** Excerpted data follows **

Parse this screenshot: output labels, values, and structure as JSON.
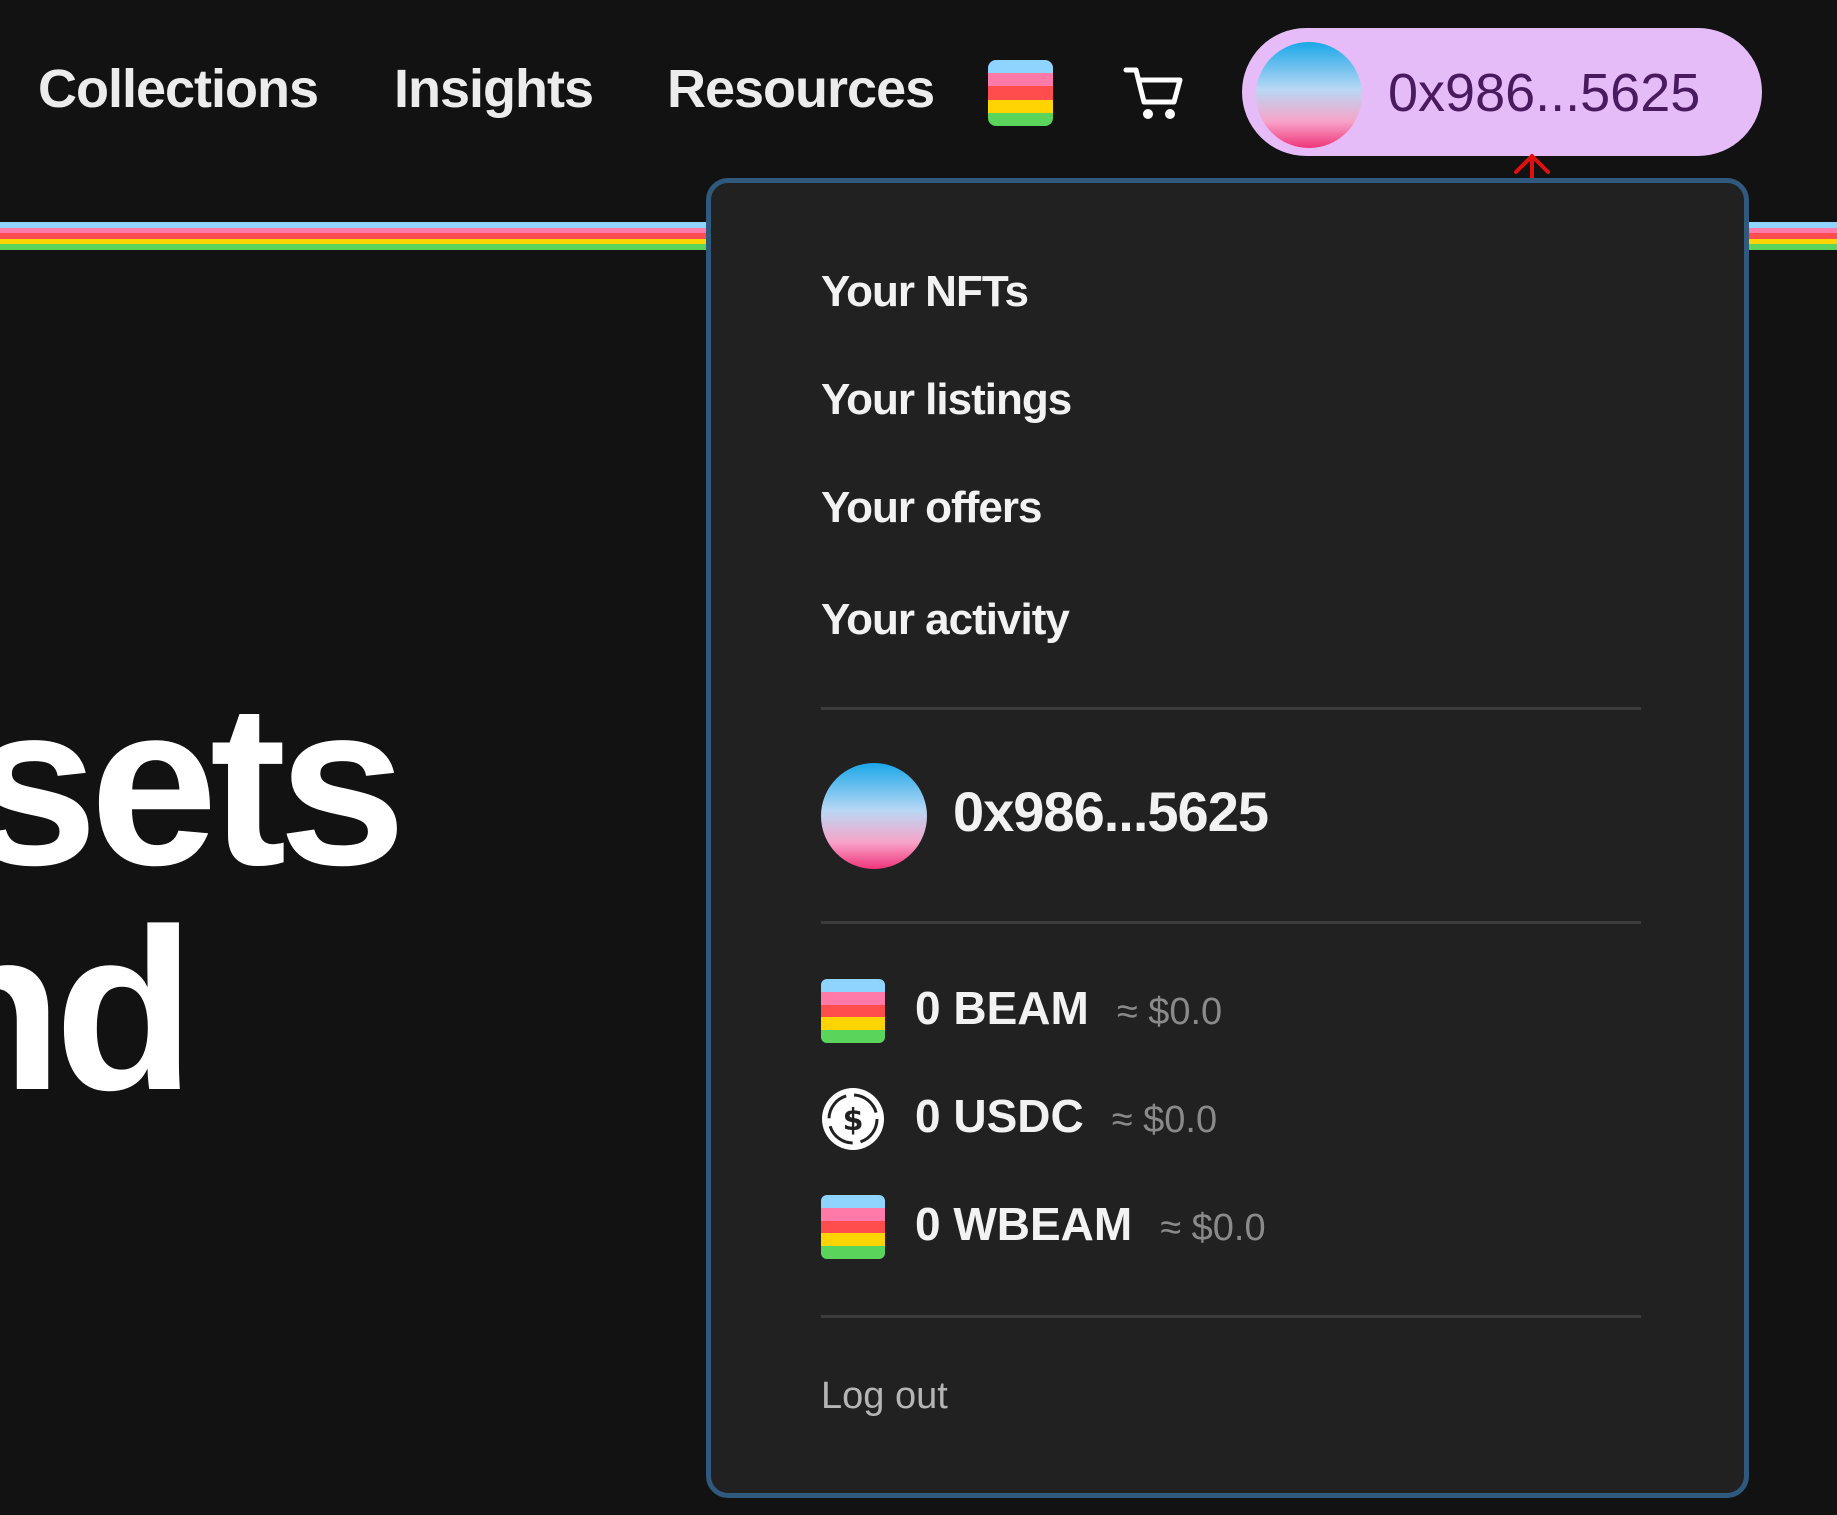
{
  "nav": {
    "collections": "Collections",
    "insights": "Insights",
    "resources": "Resources"
  },
  "wallet": {
    "address": "0x986...5625"
  },
  "hero": {
    "line1": "sets",
    "line2": "nd"
  },
  "menu": {
    "items": [
      "Your NFTs",
      "Your listings",
      "Your offers",
      "Your activity"
    ],
    "account_address": "0x986...5625",
    "tokens": [
      {
        "amount": "0 BEAM",
        "usd": "≈ $0.0",
        "icon": "beam-icon"
      },
      {
        "amount": "0 USDC",
        "usd": "≈ $0.0",
        "icon": "usdc-icon"
      },
      {
        "amount": "0 WBEAM",
        "usd": "≈ $0.0",
        "icon": "wbeam-icon"
      }
    ],
    "logout": "Log out"
  },
  "colors": {
    "background": "#121212",
    "menu_background": "#212121",
    "menu_border": "#2f5a7e",
    "wallet_pill": "#e6bcf8",
    "stripe_colors": [
      "#8fd3ff",
      "#ff7aa8",
      "#ff4d4d",
      "#ffd400",
      "#5bd45b"
    ]
  }
}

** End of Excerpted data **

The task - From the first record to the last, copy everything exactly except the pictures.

Response to the task -
Parse this screenshot: output labels, values, and structure as JSON.
{
  "nav": {
    "collections": "Collections",
    "insights": "Insights",
    "resources": "Resources"
  },
  "wallet": {
    "address": "0x986...5625"
  },
  "hero": {
    "line1": "sets",
    "line2": "nd"
  },
  "menu": {
    "items": [
      "Your NFTs",
      "Your listings",
      "Your offers",
      "Your activity"
    ],
    "account_address": "0x986...5625",
    "tokens": [
      {
        "amount": "0 BEAM",
        "usd": "≈ $0.0",
        "icon": "beam-icon"
      },
      {
        "amount": "0 USDC",
        "usd": "≈ $0.0",
        "icon": "usdc-icon"
      },
      {
        "amount": "0 WBEAM",
        "usd": "≈ $0.0",
        "icon": "wbeam-icon"
      }
    ],
    "logout": "Log out"
  },
  "colors": {
    "background": "#121212",
    "menu_background": "#212121",
    "menu_border": "#2f5a7e",
    "wallet_pill": "#e6bcf8",
    "stripe_colors": [
      "#8fd3ff",
      "#ff7aa8",
      "#ff4d4d",
      "#ffd400",
      "#5bd45b"
    ]
  }
}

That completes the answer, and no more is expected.